Brief - In the listing that follows, determine how many lines include the word "name". Respond with that number alone.

Records -
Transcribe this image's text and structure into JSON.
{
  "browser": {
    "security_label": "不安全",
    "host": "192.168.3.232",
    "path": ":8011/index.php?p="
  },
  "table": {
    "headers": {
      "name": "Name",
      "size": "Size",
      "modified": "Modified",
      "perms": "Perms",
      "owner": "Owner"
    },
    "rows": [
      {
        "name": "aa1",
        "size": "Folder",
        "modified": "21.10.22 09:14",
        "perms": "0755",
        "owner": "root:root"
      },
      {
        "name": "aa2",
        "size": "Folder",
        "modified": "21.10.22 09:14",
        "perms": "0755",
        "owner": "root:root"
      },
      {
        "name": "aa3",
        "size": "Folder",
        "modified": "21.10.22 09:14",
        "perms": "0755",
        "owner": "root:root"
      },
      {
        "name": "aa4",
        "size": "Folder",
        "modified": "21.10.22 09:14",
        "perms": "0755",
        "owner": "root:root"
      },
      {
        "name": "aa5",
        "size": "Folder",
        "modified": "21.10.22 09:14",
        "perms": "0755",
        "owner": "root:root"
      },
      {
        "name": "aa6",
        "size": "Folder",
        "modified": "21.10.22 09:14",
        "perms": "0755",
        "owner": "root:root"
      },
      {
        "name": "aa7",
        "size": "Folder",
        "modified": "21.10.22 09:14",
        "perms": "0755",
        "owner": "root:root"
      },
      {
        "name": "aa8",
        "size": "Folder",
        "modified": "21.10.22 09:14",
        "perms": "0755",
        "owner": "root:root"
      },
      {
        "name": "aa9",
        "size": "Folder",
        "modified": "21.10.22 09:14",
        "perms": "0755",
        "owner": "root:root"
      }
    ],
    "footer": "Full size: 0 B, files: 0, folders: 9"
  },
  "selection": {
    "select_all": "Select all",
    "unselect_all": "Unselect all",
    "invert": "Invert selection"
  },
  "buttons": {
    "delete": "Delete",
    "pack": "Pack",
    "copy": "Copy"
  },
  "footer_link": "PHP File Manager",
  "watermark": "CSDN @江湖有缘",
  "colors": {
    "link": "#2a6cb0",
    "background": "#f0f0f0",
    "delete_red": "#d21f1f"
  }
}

Task response - 10